→ **Entries from a dataset of interfaces**:
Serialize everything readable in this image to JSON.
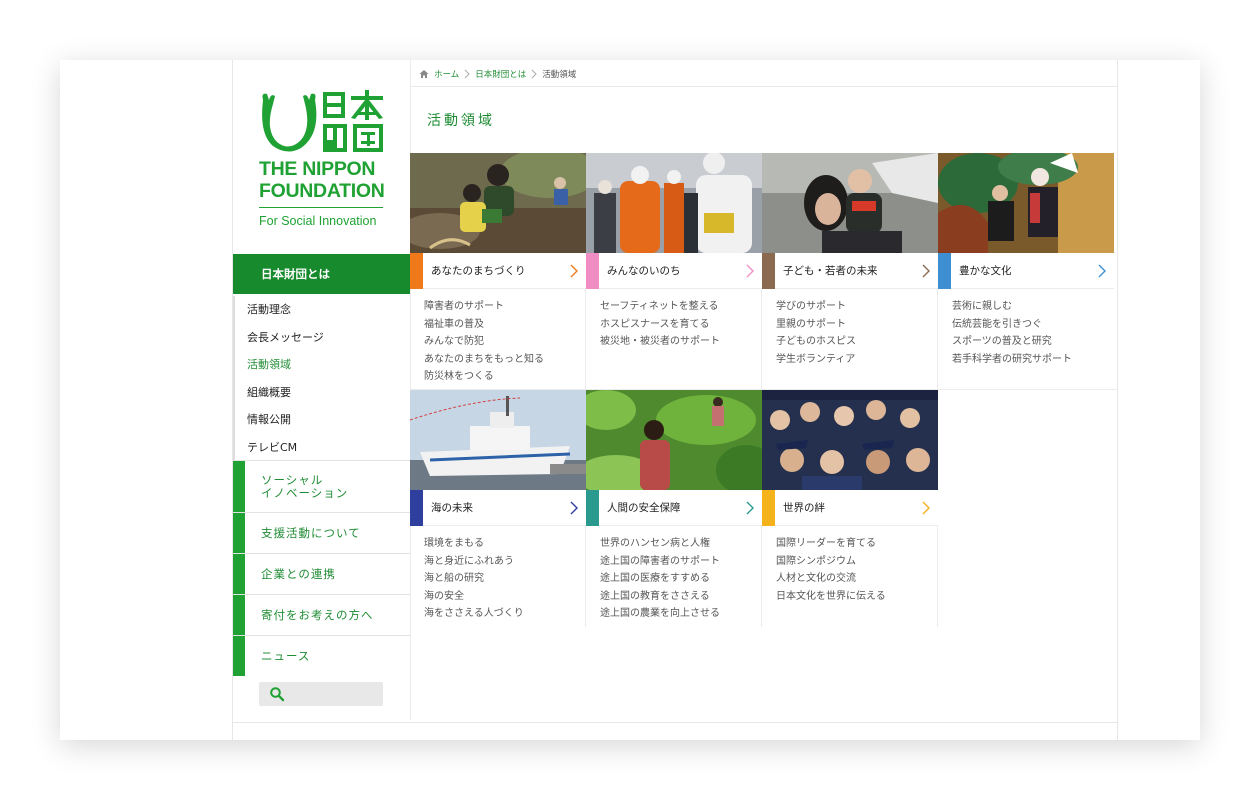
{
  "logo": {
    "line1": "THE NIPPON",
    "line2": "FOUNDATION",
    "tagline": "For Social Innovation",
    "brand_color": "#1fa233"
  },
  "breadcrumb": {
    "home": "ホーム",
    "parent": "日本財団とは",
    "current": "活動領域"
  },
  "page_title": "活動領域",
  "sidebar": {
    "section_head": "日本財団とは",
    "subnav": [
      "活動理念",
      "会長メッセージ",
      "活動領域",
      "組織概要",
      "情報公開",
      "テレビCM"
    ],
    "mainnav": [
      {
        "line1": "ソーシャル",
        "line2": "イノベーション"
      },
      {
        "line1": "支援活動について"
      },
      {
        "line1": "企業との連携"
      },
      {
        "line1": "寄付をお考えの方へ"
      },
      {
        "line1": "ニュース"
      }
    ]
  },
  "areas": [
    {
      "title": "あなたのまちづくり",
      "color": "#f07a1a",
      "photo": "community-photo",
      "links": [
        "障害者のサポート",
        "福祉車の普及",
        "みんなで防犯",
        "あなたのまちをもっと知る",
        "防災林をつくる"
      ]
    },
    {
      "title": "みんなのいのち",
      "color": "#f08ec4",
      "photo": "relief-workers-photo",
      "links": [
        "セーフティネットを整える",
        "ホスピスナースを育てる",
        "被災地・被災者のサポート"
      ]
    },
    {
      "title": "子ども・若者の未来",
      "color": "#8b6a4f",
      "photo": "mother-child-photo",
      "links": [
        "学びのサポート",
        "里親のサポート",
        "子どものホスピス",
        "学生ボランティア"
      ]
    },
    {
      "title": "豊かな文化",
      "color": "#3d8fd1",
      "photo": "traditional-arts-photo",
      "links": [
        "芸術に親しむ",
        "伝統芸能を引きつぐ",
        "スポーツの普及と研究",
        "若手科学者の研究サポート"
      ]
    },
    {
      "title": "海の未来",
      "color": "#2e3f9e",
      "photo": "patrol-ship-photo",
      "links": [
        "環境をまもる",
        "海と身近にふれあう",
        "海と船の研究",
        "海の安全",
        "海をささえる人づくり"
      ]
    },
    {
      "title": "人間の安全保障",
      "color": "#2a9a8e",
      "photo": "farm-field-photo",
      "links": [
        "世界のハンセン病と人権",
        "途上国の障害者のサポート",
        "途上国の医療をすすめる",
        "途上国の教育をささえる",
        "途上国の農業を向上させる"
      ]
    },
    {
      "title": "世界の絆",
      "color": "#f5b31b",
      "photo": "graduates-photo",
      "links": [
        "国際リーダーを育てる",
        "国際シンポジウム",
        "人材と文化の交流",
        "日本文化を世界に伝える"
      ]
    }
  ]
}
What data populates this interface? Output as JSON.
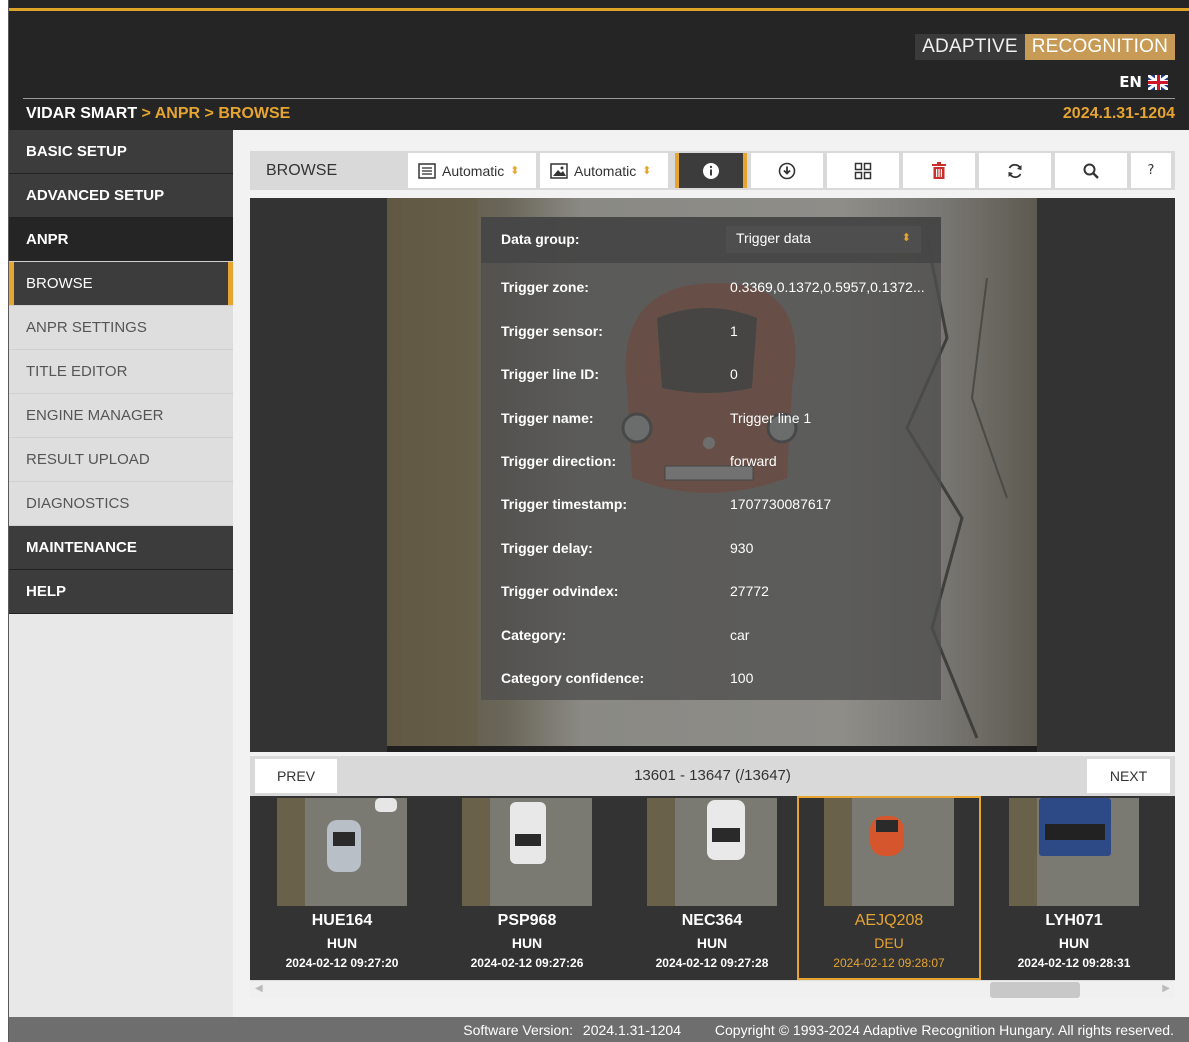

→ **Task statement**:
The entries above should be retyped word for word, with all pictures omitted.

→ **Reply**:
Serialize everything readable in this image to JSON.
{
  "logo": {
    "line1": "THE NIPPON",
    "line2": "FOUNDATION",
    "tagline": "For Social Innovation",
    "brand_color": "#1fa233"
  },
  "breadcrumb": {
    "home": "ホーム",
    "parent": "日本財団とは",
    "current": "活動領域"
  },
  "page_title": "活動領域",
  "sidebar": {
    "section_head": "日本財団とは",
    "subnav": [
      "活動理念",
      "会長メッセージ",
      "活動領域",
      "組織概要",
      "情報公開",
      "テレビCM"
    ],
    "mainnav": [
      {
        "line1": "ソーシャル",
        "line2": "イノベーション"
      },
      {
        "line1": "支援活動について"
      },
      {
        "line1": "企業との連携"
      },
      {
        "line1": "寄付をお考えの方へ"
      },
      {
        "line1": "ニュース"
      }
    ]
  },
  "areas": [
    {
      "title": "あなたのまちづくり",
      "color": "#f07a1a",
      "photo": "community-photo",
      "links": [
        "障害者のサポート",
        "福祉車の普及",
        "みんなで防犯",
        "あなたのまちをもっと知る",
        "防災林をつくる"
      ]
    },
    {
      "title": "みんなのいのち",
      "color": "#f08ec4",
      "photo": "relief-workers-photo",
      "links": [
        "セーフティネットを整える",
        "ホスピスナースを育てる",
        "被災地・被災者のサポート"
      ]
    },
    {
      "title": "子ども・若者の未来",
      "color": "#8b6a4f",
      "photo": "mother-child-photo",
      "links": [
        "学びのサポート",
        "里親のサポート",
        "子どものホスピス",
        "学生ボランティア"
      ]
    },
    {
      "title": "豊かな文化",
      "color": "#3d8fd1",
      "photo": "traditional-arts-photo",
      "links": [
        "芸術に親しむ",
        "伝統芸能を引きつぐ",
        "スポーツの普及と研究",
        "若手科学者の研究サポート"
      ]
    },
    {
      "title": "海の未来",
      "color": "#2e3f9e",
      "photo": "patrol-ship-photo",
      "links": [
        "環境をまもる",
        "海と身近にふれあう",
        "海と船の研究",
        "海の安全",
        "海をささえる人づくり"
      ]
    },
    {
      "title": "人間の安全保障",
      "color": "#2a9a8e",
      "photo": "farm-field-photo",
      "links": [
        "世界のハンセン病と人権",
        "途上国の障害者のサポート",
        "途上国の医療をすすめる",
        "途上国の教育をささえる",
        "途上国の農業を向上させる"
      ]
    },
    {
      "title": "世界の絆",
      "color": "#f5b31b",
      "photo": "graduates-photo",
      "links": [
        "国際リーダーを育てる",
        "国際シンポジウム",
        "人材と文化の交流",
        "日本文化を世界に伝える"
      ]
    }
  ]
}
What data populates this interface? Output as JSON.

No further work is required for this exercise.